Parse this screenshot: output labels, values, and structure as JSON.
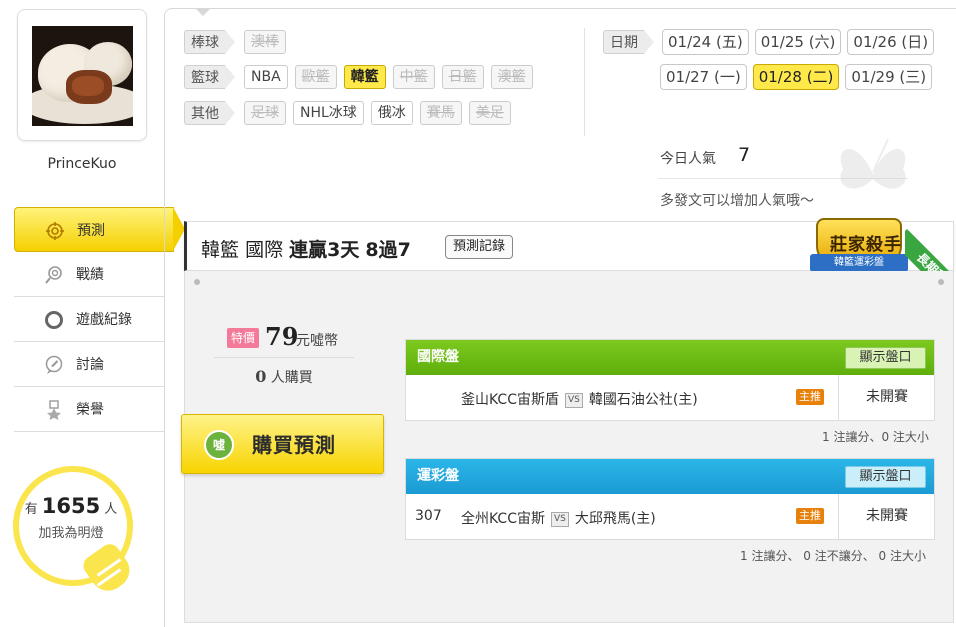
{
  "user": {
    "name": "PrinceKuo",
    "fans_prefix": "有",
    "fans_count": "1655",
    "fans_suffix": "人",
    "fans_action": "加我為明燈"
  },
  "menu": [
    {
      "label": "預測",
      "icon": "target-icon",
      "active": true
    },
    {
      "label": "戰績",
      "icon": "record-icon",
      "active": false
    },
    {
      "label": "遊戲紀錄",
      "icon": "circle-icon",
      "active": false
    },
    {
      "label": "討論",
      "icon": "chat-icon",
      "active": false
    },
    {
      "label": "榮譽",
      "icon": "medal-icon",
      "active": false
    }
  ],
  "filters": {
    "baseball": {
      "label": "棒球",
      "items": [
        {
          "label": "澳棒",
          "disabled": true
        }
      ]
    },
    "basketball": {
      "label": "籃球",
      "items": [
        {
          "label": "NBA",
          "disabled": false
        },
        {
          "label": "歐籃",
          "disabled": true
        },
        {
          "label": "韓籃",
          "selected": true
        },
        {
          "label": "中籃",
          "disabled": true
        },
        {
          "label": "日籃",
          "disabled": true
        },
        {
          "label": "澳籃",
          "disabled": true
        }
      ]
    },
    "other": {
      "label": "其他",
      "items": [
        {
          "label": "足球",
          "disabled": true
        },
        {
          "label": "NHL冰球",
          "disabled": false
        },
        {
          "label": "俄冰",
          "disabled": false
        },
        {
          "label": "賽馬",
          "disabled": true
        },
        {
          "label": "美足",
          "disabled": true
        }
      ]
    }
  },
  "dates": {
    "label": "日期",
    "row1": [
      "01/24 (五)",
      "01/25 (六)",
      "01/26 (日)"
    ],
    "row2": [
      "01/27 (一)",
      "01/28 (二)",
      "01/29 (三)"
    ],
    "selected": "01/28 (二)"
  },
  "popularity": {
    "label": "今日人氣",
    "value": "7",
    "tip": "多發文可以增加人氣哦～"
  },
  "record": {
    "league": "韓籃",
    "type": "國際",
    "streak": "連贏3天",
    "score": "8過7",
    "button": "預測記錄",
    "badge_title": "莊家殺手",
    "badge_sub": "韓籃運彩盤",
    "corner": "長期穩"
  },
  "purchase": {
    "tag": "特價",
    "price": "79",
    "unit": "元噓幣",
    "buyers": "0",
    "buyers_suffix": "人購買",
    "button_icon": "噓",
    "button": "購買預測"
  },
  "boards": {
    "international": {
      "title": "國際盤",
      "show_button": "顯示盤口",
      "game_no": "",
      "away": "釜山KCC宙斯盾",
      "vs": "VS",
      "home": "韓國石油公社(主)",
      "tag": "主推",
      "status": "未開賽",
      "note": "1 注讓分、0 注大小"
    },
    "sports_lottery": {
      "title": "運彩盤",
      "show_button": "顯示盤口",
      "game_no": "307",
      "away": "全州KCC宙斯",
      "vs": "VS",
      "home": "大邱飛馬(主)",
      "tag": "主推",
      "status": "未開賽",
      "note": "1 注讓分、 0 注不讓分、 0 注大小"
    }
  },
  "colors": {
    "accent_yellow": "#ffe84a",
    "green_header": "#6ebd14",
    "blue_header": "#22a8de",
    "price_tag": "#f47a9a"
  }
}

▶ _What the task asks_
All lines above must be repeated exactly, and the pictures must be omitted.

▶ _Response_
Parse this screenshot: output labels, values, and structure as JSON.
{
  "user": {
    "name": "PrinceKuo",
    "fans_prefix": "有",
    "fans_count": "1655",
    "fans_suffix": "人",
    "fans_action": "加我為明燈"
  },
  "menu": [
    {
      "label": "預測",
      "icon": "target-icon",
      "active": true
    },
    {
      "label": "戰績",
      "icon": "record-icon",
      "active": false
    },
    {
      "label": "遊戲紀錄",
      "icon": "circle-icon",
      "active": false
    },
    {
      "label": "討論",
      "icon": "chat-icon",
      "active": false
    },
    {
      "label": "榮譽",
      "icon": "medal-icon",
      "active": false
    }
  ],
  "filters": {
    "baseball": {
      "label": "棒球",
      "items": [
        {
          "label": "澳棒",
          "disabled": true
        }
      ]
    },
    "basketball": {
      "label": "籃球",
      "items": [
        {
          "label": "NBA",
          "disabled": false
        },
        {
          "label": "歐籃",
          "disabled": true
        },
        {
          "label": "韓籃",
          "selected": true
        },
        {
          "label": "中籃",
          "disabled": true
        },
        {
          "label": "日籃",
          "disabled": true
        },
        {
          "label": "澳籃",
          "disabled": true
        }
      ]
    },
    "other": {
      "label": "其他",
      "items": [
        {
          "label": "足球",
          "disabled": true
        },
        {
          "label": "NHL冰球",
          "disabled": false
        },
        {
          "label": "俄冰",
          "disabled": false
        },
        {
          "label": "賽馬",
          "disabled": true
        },
        {
          "label": "美足",
          "disabled": true
        }
      ]
    }
  },
  "dates": {
    "label": "日期",
    "row1": [
      "01/24 (五)",
      "01/25 (六)",
      "01/26 (日)"
    ],
    "row2": [
      "01/27 (一)",
      "01/28 (二)",
      "01/29 (三)"
    ],
    "selected": "01/28 (二)"
  },
  "popularity": {
    "label": "今日人氣",
    "value": "7",
    "tip": "多發文可以增加人氣哦～"
  },
  "record": {
    "league": "韓籃",
    "type": "國際",
    "streak": "連贏3天",
    "score": "8過7",
    "button": "預測記錄",
    "badge_title": "莊家殺手",
    "badge_sub": "韓籃運彩盤",
    "corner": "長期穩"
  },
  "purchase": {
    "tag": "特價",
    "price": "79",
    "unit": "元噓幣",
    "buyers": "0",
    "buyers_suffix": "人購買",
    "button_icon": "噓",
    "button": "購買預測"
  },
  "boards": {
    "international": {
      "title": "國際盤",
      "show_button": "顯示盤口",
      "game_no": "",
      "away": "釜山KCC宙斯盾",
      "vs": "VS",
      "home": "韓國石油公社(主)",
      "tag": "主推",
      "status": "未開賽",
      "note": "1 注讓分、0 注大小"
    },
    "sports_lottery": {
      "title": "運彩盤",
      "show_button": "顯示盤口",
      "game_no": "307",
      "away": "全州KCC宙斯",
      "vs": "VS",
      "home": "大邱飛馬(主)",
      "tag": "主推",
      "status": "未開賽",
      "note": "1 注讓分、 0 注不讓分、 0 注大小"
    }
  },
  "colors": {
    "accent_yellow": "#ffe84a",
    "green_header": "#6ebd14",
    "blue_header": "#22a8de",
    "price_tag": "#f47a9a"
  }
}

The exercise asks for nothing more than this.